─── Provided records ───
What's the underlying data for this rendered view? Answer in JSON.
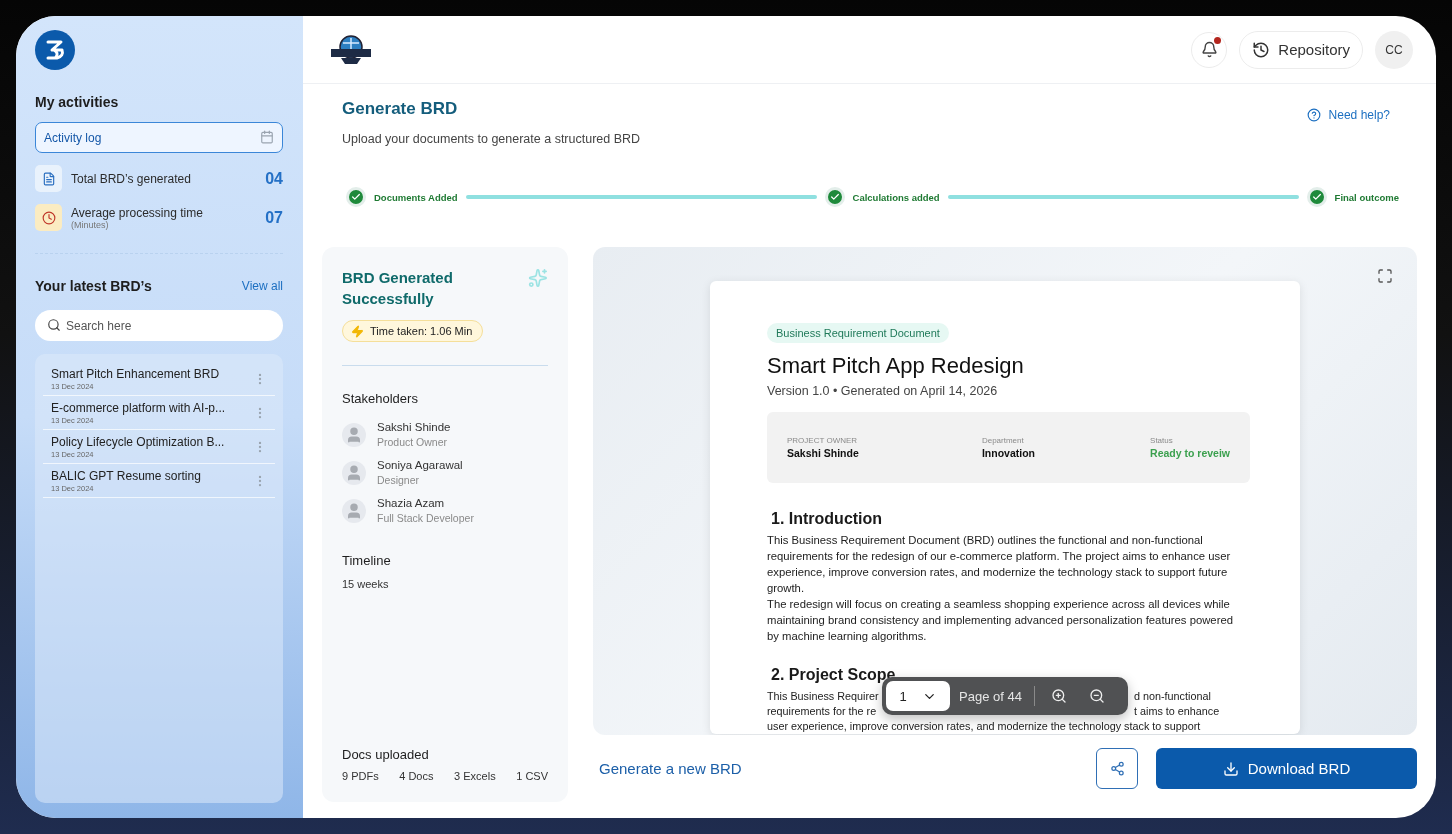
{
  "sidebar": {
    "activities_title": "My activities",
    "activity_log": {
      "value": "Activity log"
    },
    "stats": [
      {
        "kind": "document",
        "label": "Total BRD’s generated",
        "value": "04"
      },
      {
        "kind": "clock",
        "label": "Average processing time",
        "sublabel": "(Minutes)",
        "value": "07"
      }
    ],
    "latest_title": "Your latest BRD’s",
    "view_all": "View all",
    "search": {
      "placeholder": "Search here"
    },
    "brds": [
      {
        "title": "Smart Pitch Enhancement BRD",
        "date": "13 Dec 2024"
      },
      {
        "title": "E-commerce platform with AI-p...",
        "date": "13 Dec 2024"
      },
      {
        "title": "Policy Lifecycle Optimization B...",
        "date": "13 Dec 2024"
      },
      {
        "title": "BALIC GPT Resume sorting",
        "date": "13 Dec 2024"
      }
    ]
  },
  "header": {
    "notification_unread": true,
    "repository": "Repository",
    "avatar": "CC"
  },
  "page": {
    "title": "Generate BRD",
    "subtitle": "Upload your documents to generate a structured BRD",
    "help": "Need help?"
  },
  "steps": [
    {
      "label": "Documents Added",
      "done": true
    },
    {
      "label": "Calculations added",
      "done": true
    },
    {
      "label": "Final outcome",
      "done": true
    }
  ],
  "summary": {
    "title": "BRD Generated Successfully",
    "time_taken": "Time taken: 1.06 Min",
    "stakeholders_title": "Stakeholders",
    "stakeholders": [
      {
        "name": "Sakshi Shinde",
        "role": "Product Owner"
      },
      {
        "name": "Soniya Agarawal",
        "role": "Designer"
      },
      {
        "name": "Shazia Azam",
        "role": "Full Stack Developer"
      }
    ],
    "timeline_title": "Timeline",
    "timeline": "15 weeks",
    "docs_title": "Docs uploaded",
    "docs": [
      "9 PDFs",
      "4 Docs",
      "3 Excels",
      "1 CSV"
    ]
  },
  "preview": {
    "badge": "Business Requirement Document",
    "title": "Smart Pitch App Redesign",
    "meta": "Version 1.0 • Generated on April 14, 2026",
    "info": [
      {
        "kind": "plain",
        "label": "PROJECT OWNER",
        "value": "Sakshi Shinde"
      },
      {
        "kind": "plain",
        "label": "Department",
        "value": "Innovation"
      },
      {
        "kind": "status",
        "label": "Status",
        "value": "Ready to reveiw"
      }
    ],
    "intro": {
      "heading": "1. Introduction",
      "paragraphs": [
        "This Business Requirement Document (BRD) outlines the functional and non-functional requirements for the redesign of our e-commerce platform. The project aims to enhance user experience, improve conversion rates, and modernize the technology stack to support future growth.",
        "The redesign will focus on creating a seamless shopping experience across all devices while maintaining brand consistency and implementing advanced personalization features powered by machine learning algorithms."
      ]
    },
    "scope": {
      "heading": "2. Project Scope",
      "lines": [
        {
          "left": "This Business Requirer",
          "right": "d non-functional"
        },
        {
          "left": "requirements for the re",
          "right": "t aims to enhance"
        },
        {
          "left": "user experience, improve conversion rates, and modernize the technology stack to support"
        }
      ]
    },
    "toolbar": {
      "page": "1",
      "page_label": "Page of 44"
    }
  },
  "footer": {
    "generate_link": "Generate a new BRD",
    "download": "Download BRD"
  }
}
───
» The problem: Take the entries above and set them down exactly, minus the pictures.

» Response to this exercise:
What's the underlying data for this rendered view? Answer in JSON.
{
  "sidebar": {
    "activities_title": "My activities",
    "activity_log": {
      "value": "Activity log"
    },
    "stats": [
      {
        "kind": "document",
        "label": "Total BRD’s generated",
        "value": "04"
      },
      {
        "kind": "clock",
        "label": "Average processing time",
        "sublabel": "(Minutes)",
        "value": "07"
      }
    ],
    "latest_title": "Your latest BRD’s",
    "view_all": "View all",
    "search": {
      "placeholder": "Search here"
    },
    "brds": [
      {
        "title": "Smart Pitch Enhancement BRD",
        "date": "13 Dec 2024"
      },
      {
        "title": "E-commerce platform with AI-p...",
        "date": "13 Dec 2024"
      },
      {
        "title": "Policy Lifecycle Optimization B...",
        "date": "13 Dec 2024"
      },
      {
        "title": "BALIC GPT Resume sorting",
        "date": "13 Dec 2024"
      }
    ]
  },
  "header": {
    "notification_unread": true,
    "repository": "Repository",
    "avatar": "CC"
  },
  "page": {
    "title": "Generate BRD",
    "subtitle": "Upload your documents to generate a structured BRD",
    "help": "Need help?"
  },
  "steps": [
    {
      "label": "Documents Added",
      "done": true
    },
    {
      "label": "Calculations added",
      "done": true
    },
    {
      "label": "Final outcome",
      "done": true
    }
  ],
  "summary": {
    "title": "BRD Generated Successfully",
    "time_taken": "Time taken: 1.06 Min",
    "stakeholders_title": "Stakeholders",
    "stakeholders": [
      {
        "name": "Sakshi Shinde",
        "role": "Product Owner"
      },
      {
        "name": "Soniya Agarawal",
        "role": "Designer"
      },
      {
        "name": "Shazia Azam",
        "role": "Full Stack Developer"
      }
    ],
    "timeline_title": "Timeline",
    "timeline": "15 weeks",
    "docs_title": "Docs uploaded",
    "docs": [
      "9 PDFs",
      "4 Docs",
      "3 Excels",
      "1 CSV"
    ]
  },
  "preview": {
    "badge": "Business Requirement Document",
    "title": "Smart Pitch App Redesign",
    "meta": "Version 1.0 • Generated on April 14, 2026",
    "info": [
      {
        "kind": "plain",
        "label": "PROJECT OWNER",
        "value": "Sakshi Shinde"
      },
      {
        "kind": "plain",
        "label": "Department",
        "value": "Innovation"
      },
      {
        "kind": "status",
        "label": "Status",
        "value": "Ready to reveiw"
      }
    ],
    "intro": {
      "heading": "1. Introduction",
      "paragraphs": [
        "This Business Requirement Document (BRD) outlines the functional and non-functional requirements for the redesign of our e-commerce platform. The project aims to enhance user experience, improve conversion rates, and modernize the technology stack to support future growth.",
        "The redesign will focus on creating a seamless shopping experience across all devices while maintaining brand consistency and implementing advanced personalization features powered by machine learning algorithms."
      ]
    },
    "scope": {
      "heading": "2. Project Scope",
      "lines": [
        {
          "left": "This Business Requirer",
          "right": "d non-functional"
        },
        {
          "left": "requirements for the re",
          "right": "t aims to enhance"
        },
        {
          "left": "user experience, improve conversion rates, and modernize the technology stack to support"
        }
      ]
    },
    "toolbar": {
      "page": "1",
      "page_label": "Page of 44"
    }
  },
  "footer": {
    "generate_link": "Generate a new BRD",
    "download": "Download BRD"
  }
}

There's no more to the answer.